>>>
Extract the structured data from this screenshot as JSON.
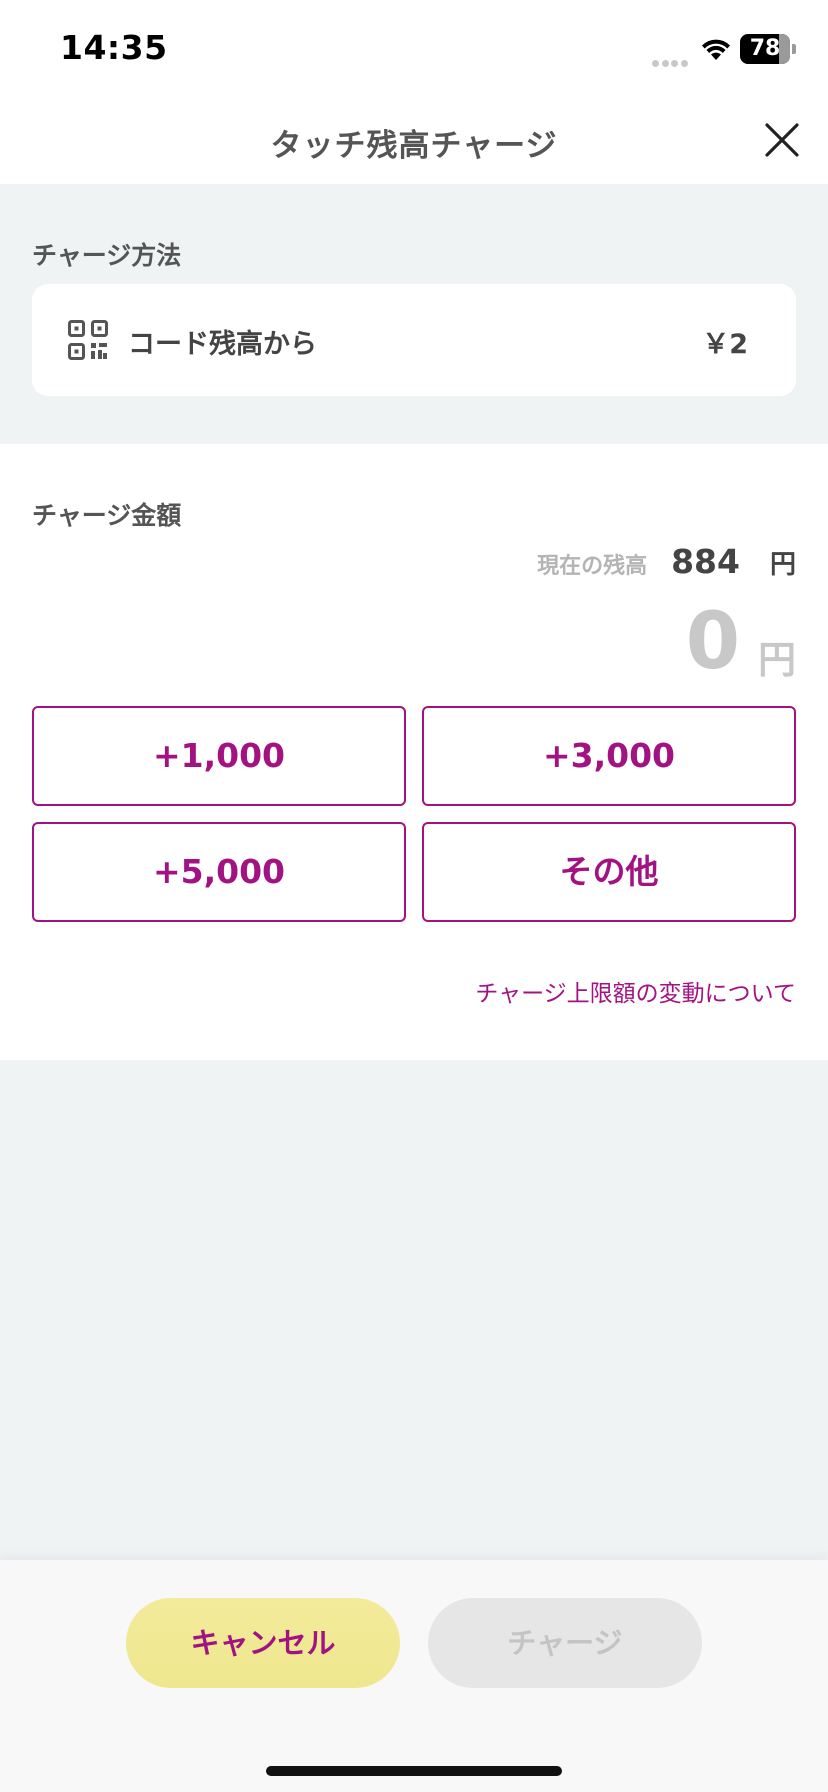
{
  "status_bar": {
    "time": "14:35",
    "battery": "78",
    "icons": [
      "signal-dots-icon",
      "wifi-icon",
      "battery-icon"
    ]
  },
  "header": {
    "title": "タッチ残高チャージ",
    "close_icon": "close-icon"
  },
  "method": {
    "label": "チャージ方法",
    "icon": "qr-code-icon",
    "name": "コード残高から",
    "balance": "￥2"
  },
  "amount": {
    "label": "チャージ金額",
    "current_label": "現在の残高",
    "current_value": "884",
    "current_unit": "円",
    "charge_value": "0",
    "charge_unit": "円",
    "buttons": [
      "+1,000",
      "+3,000",
      "+5,000",
      "その他"
    ],
    "limit_link": "チャージ上限額の変動について"
  },
  "footer": {
    "cancel_label": "キャンセル",
    "charge_label": "チャージ"
  },
  "colors": {
    "accent": "#a31282",
    "cancel_bg": "#f0e890",
    "disabled_bg": "#e6e6e6",
    "page_bg": "#eff3f4"
  }
}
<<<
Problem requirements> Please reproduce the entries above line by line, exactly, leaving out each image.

Solution to this task>
Extract the structured data from this screenshot as JSON.
{
  "status_bar": {
    "time": "14:35",
    "battery": "78",
    "icons": [
      "signal-dots-icon",
      "wifi-icon",
      "battery-icon"
    ]
  },
  "header": {
    "title": "タッチ残高チャージ",
    "close_icon": "close-icon"
  },
  "method": {
    "label": "チャージ方法",
    "icon": "qr-code-icon",
    "name": "コード残高から",
    "balance": "￥2"
  },
  "amount": {
    "label": "チャージ金額",
    "current_label": "現在の残高",
    "current_value": "884",
    "current_unit": "円",
    "charge_value": "0",
    "charge_unit": "円",
    "buttons": [
      "+1,000",
      "+3,000",
      "+5,000",
      "その他"
    ],
    "limit_link": "チャージ上限額の変動について"
  },
  "footer": {
    "cancel_label": "キャンセル",
    "charge_label": "チャージ"
  },
  "colors": {
    "accent": "#a31282",
    "cancel_bg": "#f0e890",
    "disabled_bg": "#e6e6e6",
    "page_bg": "#eff3f4"
  }
}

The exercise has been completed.